◆ **EXERCISE INSTRUCTIONS**
Find the word "Diagram" in the data below and copy each line that holds it.

◆ **RECORDS PROVIDED**
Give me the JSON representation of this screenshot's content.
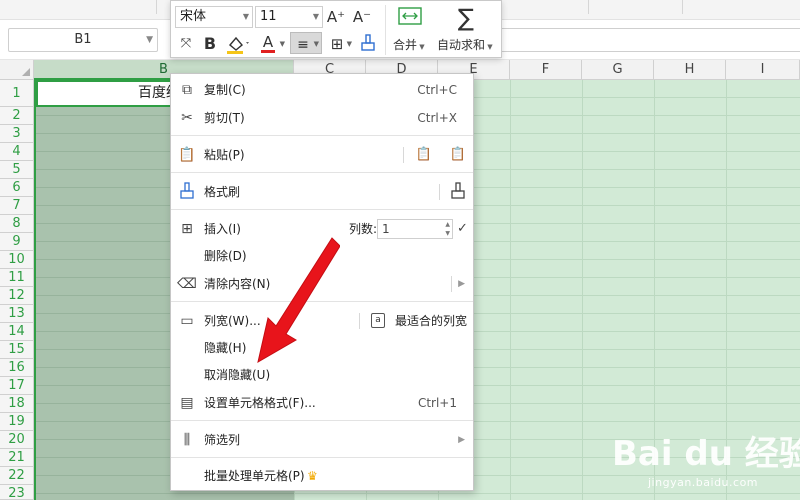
{
  "name_box": {
    "value": "B1"
  },
  "mini_toolbar": {
    "font_name": "宋体",
    "font_size": "11",
    "grow_font_icon": "A⁺",
    "shrink_font_icon": "A⁻",
    "bold_label": "B",
    "font_color_glyph": "A",
    "merge_label": "合并",
    "autosum_label": "自动求和",
    "colors": {
      "fill_accent": "#f5c518",
      "font_color_accent": "#e02020"
    }
  },
  "grid": {
    "columns": [
      "B",
      "C",
      "D",
      "E",
      "F",
      "G",
      "H",
      "I"
    ],
    "selected_column": "B",
    "rows": [
      "1",
      "2",
      "3",
      "4",
      "5",
      "6",
      "7",
      "8",
      "9",
      "10",
      "11",
      "12",
      "13",
      "14",
      "15",
      "16",
      "17",
      "18",
      "19",
      "20",
      "21",
      "22",
      "23"
    ],
    "b1_value": "百度经"
  },
  "context_menu": {
    "copy": {
      "label": "复制(C)",
      "shortcut": "Ctrl+C"
    },
    "cut": {
      "label": "剪切(T)",
      "shortcut": "Ctrl+X"
    },
    "paste": {
      "label": "粘贴(P)"
    },
    "format_painter": {
      "label": "格式刷"
    },
    "insert": {
      "label": "插入(I)",
      "count_label": "列数:",
      "count_value": "1"
    },
    "delete": {
      "label": "删除(D)"
    },
    "clear": {
      "label": "清除内容(N)"
    },
    "column_width": {
      "label": "列宽(W)...",
      "best_fit_label": "最适合的列宽"
    },
    "hide": {
      "label": "隐藏(H)"
    },
    "unhide": {
      "label": "取消隐藏(U)"
    },
    "format_cells": {
      "label": "设置单元格格式(F)...",
      "shortcut": "Ctrl+1"
    },
    "filter_column": {
      "label": "筛选列"
    },
    "batch": {
      "label": "批量处理单元格(P)"
    }
  },
  "annotation": {
    "arrow_color": "#e8141b"
  },
  "watermark": {
    "logo_text": "Bai du 经验",
    "url": "jingyan.baidu.com"
  },
  "theme": {
    "selection_green": "#2f9e44",
    "cell_fill": "#d2ead6"
  }
}
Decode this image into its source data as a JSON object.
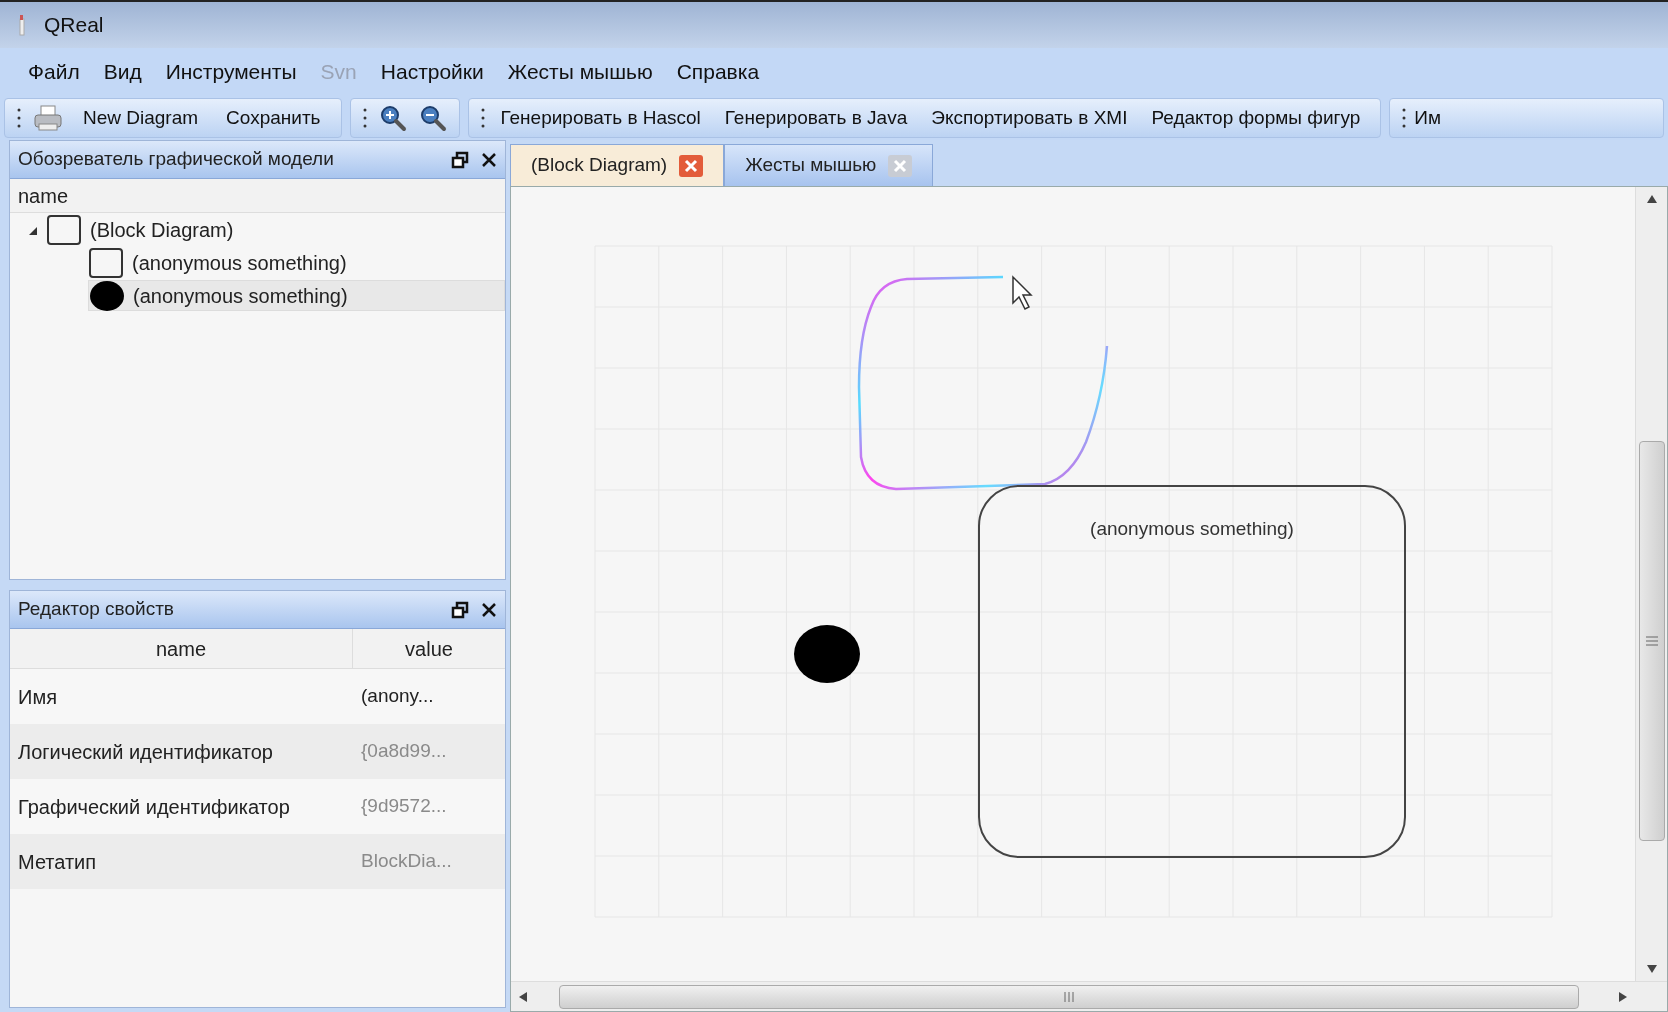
{
  "window": {
    "title": "QReal"
  },
  "menu": [
    {
      "label": "Файл",
      "disabled": false
    },
    {
      "label": "Вид",
      "disabled": false
    },
    {
      "label": "Инструменты",
      "disabled": false
    },
    {
      "label": "Svn",
      "disabled": true
    },
    {
      "label": "Настройки",
      "disabled": false
    },
    {
      "label": "Жесты мышью",
      "disabled": false
    },
    {
      "label": "Справка",
      "disabled": false
    }
  ],
  "toolbar": {
    "file_buttons": [
      "New Diagram",
      "Сохранить"
    ],
    "generate_buttons": [
      "Генерировать в Hascol",
      "Генерировать в Java",
      "Экспортировать в XMI",
      "Редактор формы фигур"
    ],
    "more_buttons": [
      "Им"
    ]
  },
  "explorer": {
    "title": "Обозреватель графической модели",
    "column": "name",
    "tree": [
      {
        "label": "(Block Diagram)",
        "kind": "square",
        "expanded": true,
        "selected": false,
        "children": [
          {
            "label": "(anonymous something)",
            "kind": "square",
            "selected": false
          },
          {
            "label": "(anonymous something)",
            "kind": "circle",
            "selected": true
          }
        ]
      }
    ]
  },
  "properties": {
    "title": "Редактор свойств",
    "columns": [
      "name",
      "value"
    ],
    "rows": [
      {
        "name": "Имя",
        "value": "(anony...",
        "disabled": false
      },
      {
        "name": "Логический идентификатор",
        "value": "{0a8d99...",
        "disabled": true
      },
      {
        "name": "Графический идентификатор",
        "value": "{9d9572...",
        "disabled": true
      },
      {
        "name": "Метатип",
        "value": "BlockDia...",
        "disabled": true
      }
    ]
  },
  "tabs": [
    {
      "label": "(Block Diagram)",
      "selected": true
    },
    {
      "label": "Жесты мышью",
      "selected": false
    }
  ],
  "canvas": {
    "nodes": [
      {
        "kind": "rounded-rect",
        "label": "(anonymous something)"
      },
      {
        "kind": "circle"
      }
    ]
  }
}
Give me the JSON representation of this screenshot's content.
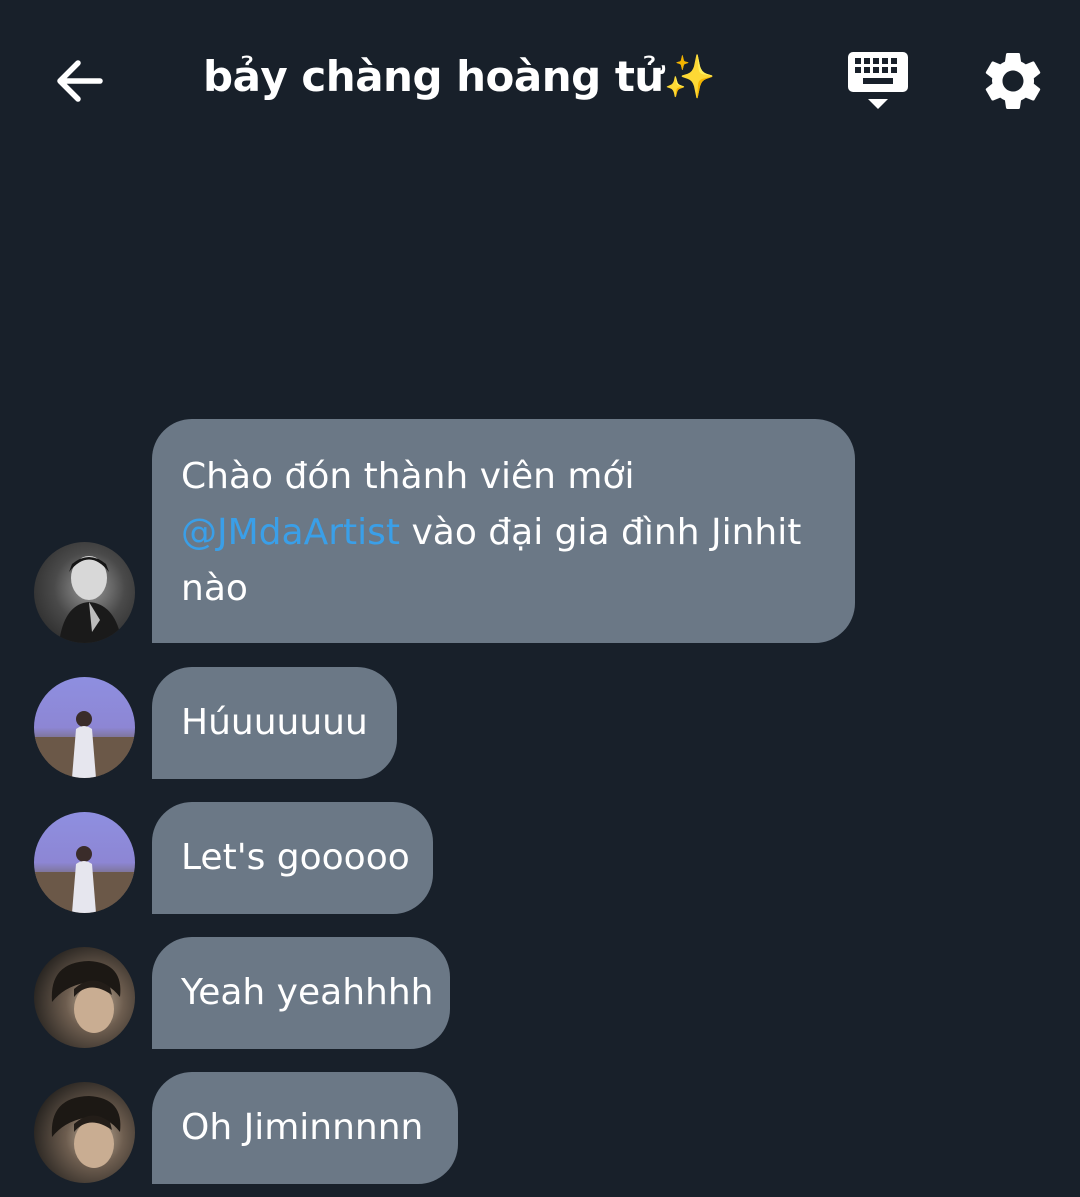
{
  "header": {
    "title": "bảy chàng hoàng tử✨",
    "back_icon": "arrow-left-icon",
    "keyboard_icon": "keyboard-hide-icon",
    "settings_icon": "gear-icon"
  },
  "messages": [
    {
      "avatar": "profile photo black-and-white",
      "lines": [
        "Chào đón thành viên mới",
        "vào đại gia đình Jinhit",
        "nào"
      ],
      "mention": "@JMdaArtist"
    },
    {
      "avatar": "profile photo purple sky",
      "text": "Húuuuuuu"
    },
    {
      "avatar": "profile photo purple sky",
      "text": "Let's gooooo"
    },
    {
      "avatar": "profile photo curly hair",
      "text": "Yeah yeahhhh"
    },
    {
      "avatar": "profile photo curly hair",
      "text": "Oh Jiminnnnn"
    }
  ],
  "colors": {
    "background": "#18202a",
    "bubble": "#6b7886",
    "mention": "#3a9fe8",
    "text": "#ffffff"
  }
}
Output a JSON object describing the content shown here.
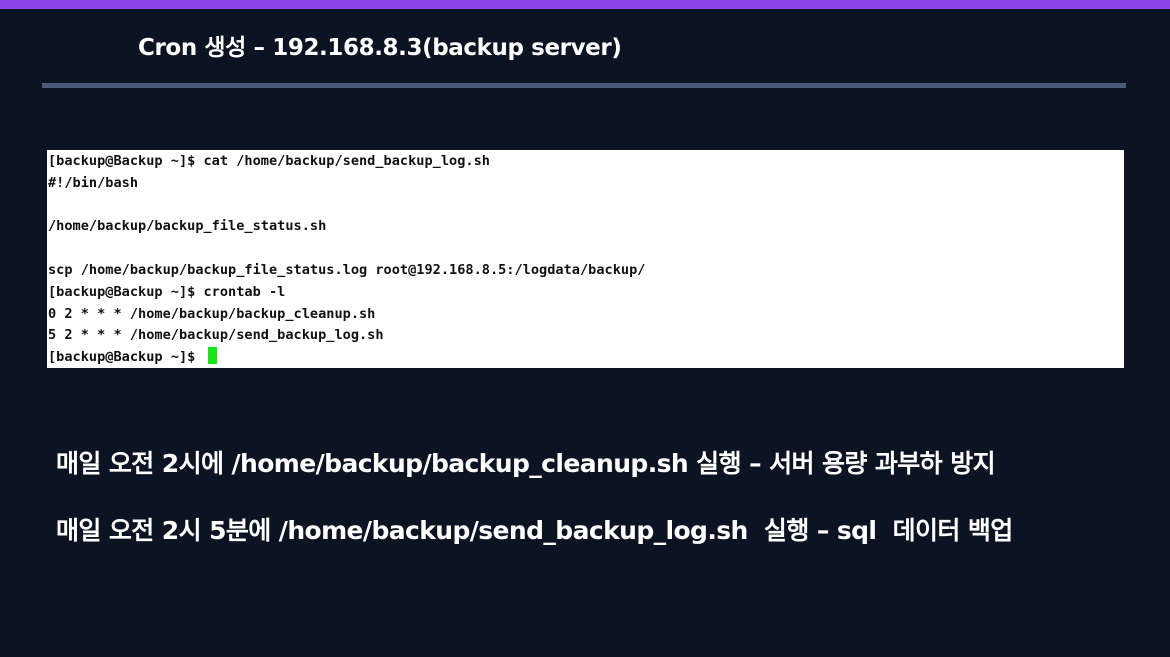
{
  "slide": {
    "title": "Cron 생성 – 192.168.8.3(backup server)",
    "accent_color": "#8b45e8",
    "background_color": "#0c1423",
    "rule_color": "#4b5a76"
  },
  "terminal": {
    "lines": [
      "[backup@Backup ~]$ cat /home/backup/send_backup_log.sh",
      "#!/bin/bash",
      "",
      "/home/backup/backup_file_status.sh",
      "",
      "scp /home/backup/backup_file_status.log root@192.168.8.5:/logdata/backup/",
      "[backup@Backup ~]$ crontab -l",
      "0 2 * * * /home/backup/backup_cleanup.sh",
      "5 2 * * * /home/backup/send_backup_log.sh",
      "[backup@Backup ~]$ "
    ],
    "cursor_color": "#19e619"
  },
  "descriptions": [
    "매일 오전 2시에 /home/backup/backup_cleanup.sh 실행 – 서버 용량 과부하 방지",
    "매일 오전 2시 5분에 /home/backup/send_backup_log.sh  실행 – sql  데이터 백업"
  ]
}
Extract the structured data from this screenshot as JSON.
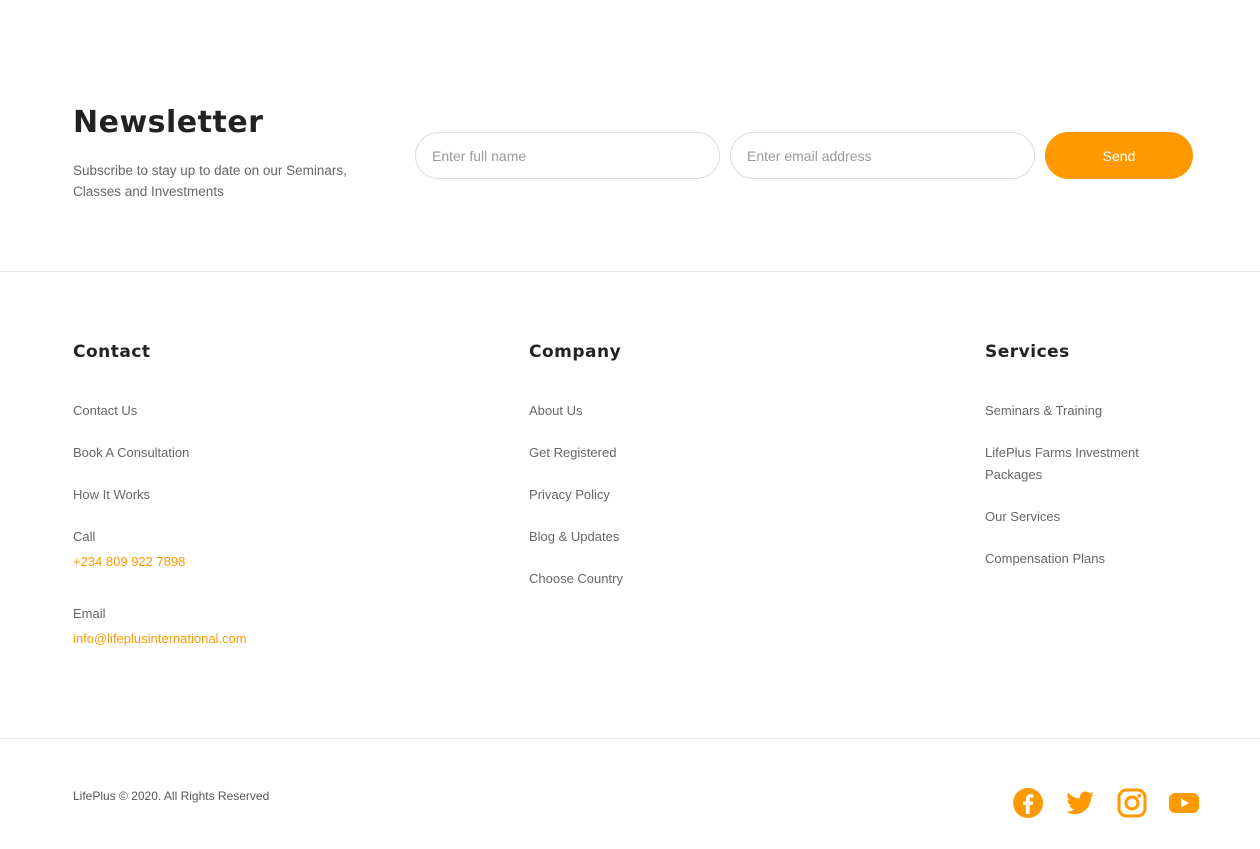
{
  "newsletter": {
    "title": "Newsletter",
    "subtitle": "Subscribe to stay up to date on our Seminars, Classes and Investments",
    "name_placeholder": "Enter full name",
    "email_placeholder": "Enter email address",
    "send_label": "Send"
  },
  "contact": {
    "title": "Contact",
    "links": [
      "Contact Us",
      "Book A Consultation",
      "How It Works"
    ],
    "call_label": "Call",
    "call_value": "+234 809 922 7898",
    "email_label": "Email",
    "email_value": "info@lifeplusinternational.com"
  },
  "company": {
    "title": "Company",
    "links": [
      "About Us",
      "Get Registered",
      "Privacy Policy",
      "Blog & Updates",
      "Choose Country"
    ]
  },
  "services": {
    "title": "Services",
    "links": [
      "Seminars & Training",
      "LifePlus Farms Investment Packages",
      "Our Services",
      "Compensation Plans"
    ]
  },
  "footer": {
    "copyright": "LifePlus © 2020. All Rights Reserved",
    "socials": [
      "facebook-icon",
      "twitter-icon",
      "instagram-icon",
      "youtube-icon"
    ]
  },
  "colors": {
    "accent": "#ff9900",
    "text": "#666666",
    "heading": "#222222"
  }
}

◆ **OUTPUT**
      "New Diagram",
        "label": "(Block Diagram)",
      "label": "(Block Diagram)",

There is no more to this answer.